> **WHAT YOU SHOULD DO**:
The lines to copy from the listing below are those that contain the string "Search".

INPUT RECORDS: Begin

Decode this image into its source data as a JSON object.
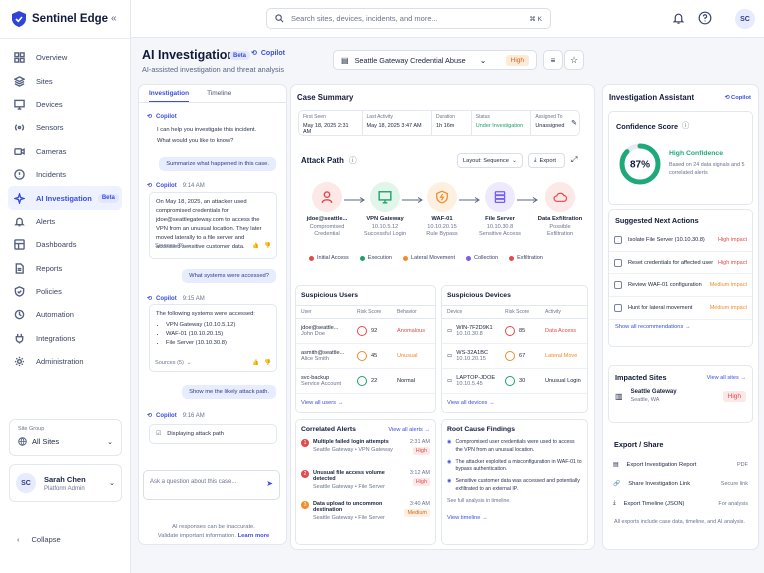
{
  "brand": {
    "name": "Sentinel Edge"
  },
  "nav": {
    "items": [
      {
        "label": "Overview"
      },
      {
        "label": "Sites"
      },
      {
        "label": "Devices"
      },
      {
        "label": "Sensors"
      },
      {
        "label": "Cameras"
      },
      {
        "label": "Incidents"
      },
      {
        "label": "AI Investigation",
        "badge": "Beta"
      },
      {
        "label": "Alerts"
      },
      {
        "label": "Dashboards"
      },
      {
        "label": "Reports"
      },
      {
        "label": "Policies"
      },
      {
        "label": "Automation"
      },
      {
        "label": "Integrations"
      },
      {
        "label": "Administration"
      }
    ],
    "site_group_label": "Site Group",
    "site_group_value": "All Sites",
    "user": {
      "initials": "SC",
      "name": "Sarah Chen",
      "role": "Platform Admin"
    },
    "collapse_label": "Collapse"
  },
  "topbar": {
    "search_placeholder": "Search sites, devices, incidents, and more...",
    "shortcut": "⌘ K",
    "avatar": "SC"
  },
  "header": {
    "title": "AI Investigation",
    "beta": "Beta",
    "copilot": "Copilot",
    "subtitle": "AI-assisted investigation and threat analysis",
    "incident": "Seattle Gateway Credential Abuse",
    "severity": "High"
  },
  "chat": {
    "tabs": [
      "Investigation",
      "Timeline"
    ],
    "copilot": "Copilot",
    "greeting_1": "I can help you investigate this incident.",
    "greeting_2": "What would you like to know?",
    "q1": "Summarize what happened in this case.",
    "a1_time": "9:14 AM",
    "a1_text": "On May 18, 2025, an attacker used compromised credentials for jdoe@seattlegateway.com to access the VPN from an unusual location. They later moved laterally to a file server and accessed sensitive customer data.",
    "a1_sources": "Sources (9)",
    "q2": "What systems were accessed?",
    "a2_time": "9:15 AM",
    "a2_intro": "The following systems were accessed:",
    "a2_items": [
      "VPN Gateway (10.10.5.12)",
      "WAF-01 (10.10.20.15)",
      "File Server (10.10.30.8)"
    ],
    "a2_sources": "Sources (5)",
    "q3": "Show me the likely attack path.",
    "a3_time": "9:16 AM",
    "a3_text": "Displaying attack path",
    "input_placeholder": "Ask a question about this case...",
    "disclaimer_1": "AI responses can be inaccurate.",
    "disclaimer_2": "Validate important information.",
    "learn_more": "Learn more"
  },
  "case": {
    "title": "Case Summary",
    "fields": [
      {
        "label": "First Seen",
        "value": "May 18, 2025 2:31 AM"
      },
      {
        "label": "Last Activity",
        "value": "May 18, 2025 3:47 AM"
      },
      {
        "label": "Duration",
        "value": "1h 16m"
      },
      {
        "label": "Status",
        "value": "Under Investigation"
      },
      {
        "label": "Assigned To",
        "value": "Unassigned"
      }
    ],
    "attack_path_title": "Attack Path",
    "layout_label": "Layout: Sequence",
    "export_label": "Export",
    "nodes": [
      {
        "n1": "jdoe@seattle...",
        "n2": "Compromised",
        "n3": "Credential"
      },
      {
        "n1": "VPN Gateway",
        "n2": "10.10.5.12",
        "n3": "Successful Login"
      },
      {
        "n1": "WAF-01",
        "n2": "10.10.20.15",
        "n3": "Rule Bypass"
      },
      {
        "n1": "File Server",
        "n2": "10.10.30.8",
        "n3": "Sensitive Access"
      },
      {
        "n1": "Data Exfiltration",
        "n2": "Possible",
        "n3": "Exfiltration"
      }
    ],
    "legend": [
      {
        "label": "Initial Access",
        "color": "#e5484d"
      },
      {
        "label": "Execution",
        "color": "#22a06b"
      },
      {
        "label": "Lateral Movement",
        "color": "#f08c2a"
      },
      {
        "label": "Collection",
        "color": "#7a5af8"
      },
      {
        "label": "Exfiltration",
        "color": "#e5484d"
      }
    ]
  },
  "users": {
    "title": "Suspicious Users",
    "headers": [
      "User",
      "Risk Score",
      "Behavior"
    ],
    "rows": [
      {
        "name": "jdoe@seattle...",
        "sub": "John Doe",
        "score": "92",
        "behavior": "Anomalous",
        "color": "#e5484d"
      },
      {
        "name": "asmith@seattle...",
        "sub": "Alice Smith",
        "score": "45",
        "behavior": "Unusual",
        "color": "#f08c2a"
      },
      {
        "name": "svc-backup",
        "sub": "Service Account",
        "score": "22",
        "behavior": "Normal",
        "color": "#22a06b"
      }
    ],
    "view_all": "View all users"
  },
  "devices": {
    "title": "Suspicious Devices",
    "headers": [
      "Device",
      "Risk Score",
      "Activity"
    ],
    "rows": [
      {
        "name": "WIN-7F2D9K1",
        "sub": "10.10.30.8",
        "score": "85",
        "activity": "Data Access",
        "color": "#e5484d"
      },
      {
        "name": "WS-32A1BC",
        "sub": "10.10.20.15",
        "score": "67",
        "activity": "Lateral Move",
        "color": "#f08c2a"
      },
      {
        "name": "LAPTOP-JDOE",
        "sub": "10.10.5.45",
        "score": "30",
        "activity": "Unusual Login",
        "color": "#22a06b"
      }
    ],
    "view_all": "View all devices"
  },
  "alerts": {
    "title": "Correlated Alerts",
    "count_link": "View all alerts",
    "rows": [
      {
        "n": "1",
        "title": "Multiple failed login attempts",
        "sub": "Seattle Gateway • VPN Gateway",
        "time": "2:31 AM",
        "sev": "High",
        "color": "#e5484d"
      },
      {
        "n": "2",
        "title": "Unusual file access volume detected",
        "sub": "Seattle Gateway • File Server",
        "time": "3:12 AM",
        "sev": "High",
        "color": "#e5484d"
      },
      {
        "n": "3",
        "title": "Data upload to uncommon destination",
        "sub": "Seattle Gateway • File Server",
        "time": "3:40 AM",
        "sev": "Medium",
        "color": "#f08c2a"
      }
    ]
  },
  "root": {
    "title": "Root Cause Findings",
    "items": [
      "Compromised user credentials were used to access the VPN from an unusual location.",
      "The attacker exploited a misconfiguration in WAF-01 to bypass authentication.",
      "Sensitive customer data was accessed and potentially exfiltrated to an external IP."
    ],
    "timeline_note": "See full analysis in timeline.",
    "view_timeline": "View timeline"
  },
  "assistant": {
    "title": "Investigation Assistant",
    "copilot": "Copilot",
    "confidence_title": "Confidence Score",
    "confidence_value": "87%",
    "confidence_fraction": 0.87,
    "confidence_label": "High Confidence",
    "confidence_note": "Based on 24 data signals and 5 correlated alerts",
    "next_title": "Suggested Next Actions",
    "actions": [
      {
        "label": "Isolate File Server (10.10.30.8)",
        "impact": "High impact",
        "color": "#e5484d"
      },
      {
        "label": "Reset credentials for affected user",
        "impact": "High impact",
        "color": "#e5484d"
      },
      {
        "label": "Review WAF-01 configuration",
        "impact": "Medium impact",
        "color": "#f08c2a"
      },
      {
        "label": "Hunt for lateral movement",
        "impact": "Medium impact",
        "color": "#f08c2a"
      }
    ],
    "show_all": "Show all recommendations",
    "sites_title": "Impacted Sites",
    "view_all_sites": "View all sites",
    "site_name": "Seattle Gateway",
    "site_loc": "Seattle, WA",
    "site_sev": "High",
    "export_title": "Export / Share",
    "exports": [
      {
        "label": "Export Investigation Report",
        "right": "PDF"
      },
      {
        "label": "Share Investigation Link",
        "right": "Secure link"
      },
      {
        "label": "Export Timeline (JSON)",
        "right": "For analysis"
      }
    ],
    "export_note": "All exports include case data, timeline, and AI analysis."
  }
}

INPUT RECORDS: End
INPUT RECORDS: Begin

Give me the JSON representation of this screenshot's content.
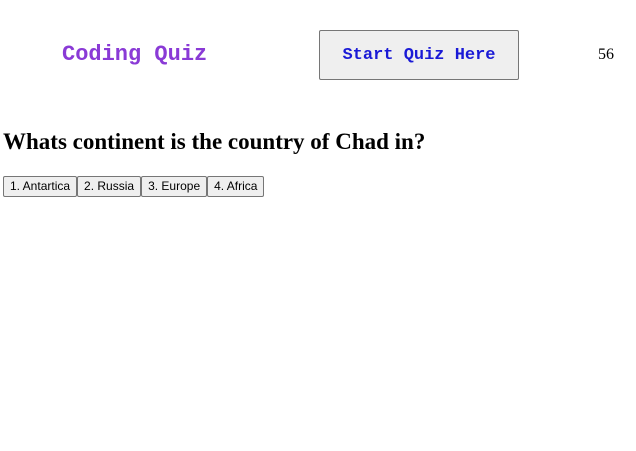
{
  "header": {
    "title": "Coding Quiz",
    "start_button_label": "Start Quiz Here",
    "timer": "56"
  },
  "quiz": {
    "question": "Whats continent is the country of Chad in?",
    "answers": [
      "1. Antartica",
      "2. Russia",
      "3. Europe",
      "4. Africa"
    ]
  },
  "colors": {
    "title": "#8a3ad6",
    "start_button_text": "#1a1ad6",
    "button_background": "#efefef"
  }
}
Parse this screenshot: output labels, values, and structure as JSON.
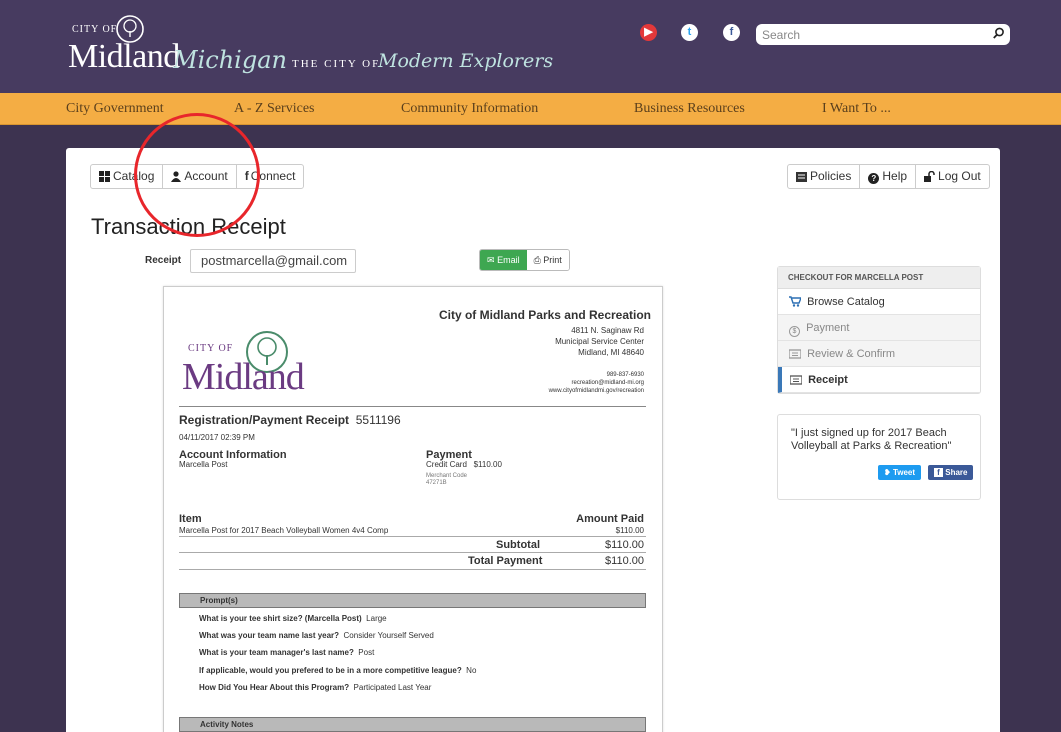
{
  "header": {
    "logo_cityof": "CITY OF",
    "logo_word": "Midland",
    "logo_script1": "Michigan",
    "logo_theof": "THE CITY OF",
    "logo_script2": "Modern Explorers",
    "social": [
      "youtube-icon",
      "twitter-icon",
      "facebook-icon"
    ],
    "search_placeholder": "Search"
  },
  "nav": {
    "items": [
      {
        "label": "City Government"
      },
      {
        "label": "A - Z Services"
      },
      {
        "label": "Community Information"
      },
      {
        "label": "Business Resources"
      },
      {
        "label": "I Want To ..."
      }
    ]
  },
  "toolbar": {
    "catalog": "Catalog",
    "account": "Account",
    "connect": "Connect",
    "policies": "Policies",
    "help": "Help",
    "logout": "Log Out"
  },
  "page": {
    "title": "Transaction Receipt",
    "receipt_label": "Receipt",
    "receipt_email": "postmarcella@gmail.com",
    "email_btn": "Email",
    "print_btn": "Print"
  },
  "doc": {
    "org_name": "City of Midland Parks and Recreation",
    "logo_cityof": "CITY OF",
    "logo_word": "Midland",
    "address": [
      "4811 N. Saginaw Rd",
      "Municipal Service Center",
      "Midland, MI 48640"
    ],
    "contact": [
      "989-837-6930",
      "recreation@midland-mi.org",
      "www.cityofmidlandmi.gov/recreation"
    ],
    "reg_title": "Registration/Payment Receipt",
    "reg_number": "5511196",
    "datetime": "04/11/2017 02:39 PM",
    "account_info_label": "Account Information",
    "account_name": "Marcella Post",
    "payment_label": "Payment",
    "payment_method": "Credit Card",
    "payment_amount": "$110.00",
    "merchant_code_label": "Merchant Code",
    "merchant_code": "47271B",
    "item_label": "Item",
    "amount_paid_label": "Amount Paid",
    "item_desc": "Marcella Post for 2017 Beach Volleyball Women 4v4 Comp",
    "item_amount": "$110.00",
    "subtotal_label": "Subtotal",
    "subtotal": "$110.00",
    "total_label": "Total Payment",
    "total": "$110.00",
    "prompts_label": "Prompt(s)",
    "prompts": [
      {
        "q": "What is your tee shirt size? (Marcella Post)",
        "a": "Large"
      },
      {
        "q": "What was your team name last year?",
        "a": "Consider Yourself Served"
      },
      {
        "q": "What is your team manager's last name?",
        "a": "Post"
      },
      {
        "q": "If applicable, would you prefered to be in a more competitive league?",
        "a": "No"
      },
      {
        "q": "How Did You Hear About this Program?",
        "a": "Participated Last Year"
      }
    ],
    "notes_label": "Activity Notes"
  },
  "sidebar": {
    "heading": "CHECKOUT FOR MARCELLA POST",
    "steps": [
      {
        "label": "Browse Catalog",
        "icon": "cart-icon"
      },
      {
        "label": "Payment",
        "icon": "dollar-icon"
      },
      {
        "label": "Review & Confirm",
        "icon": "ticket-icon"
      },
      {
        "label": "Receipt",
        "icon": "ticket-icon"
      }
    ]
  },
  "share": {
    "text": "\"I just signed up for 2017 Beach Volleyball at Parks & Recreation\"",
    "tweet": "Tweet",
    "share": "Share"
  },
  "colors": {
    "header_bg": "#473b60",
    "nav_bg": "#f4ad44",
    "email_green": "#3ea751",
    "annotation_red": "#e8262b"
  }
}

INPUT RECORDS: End

> **RESULT OF THE EXERCISE**:
    "search_placeholder": "Search sites, devices, incidents, and more...",
    "search_placeholder": "Search"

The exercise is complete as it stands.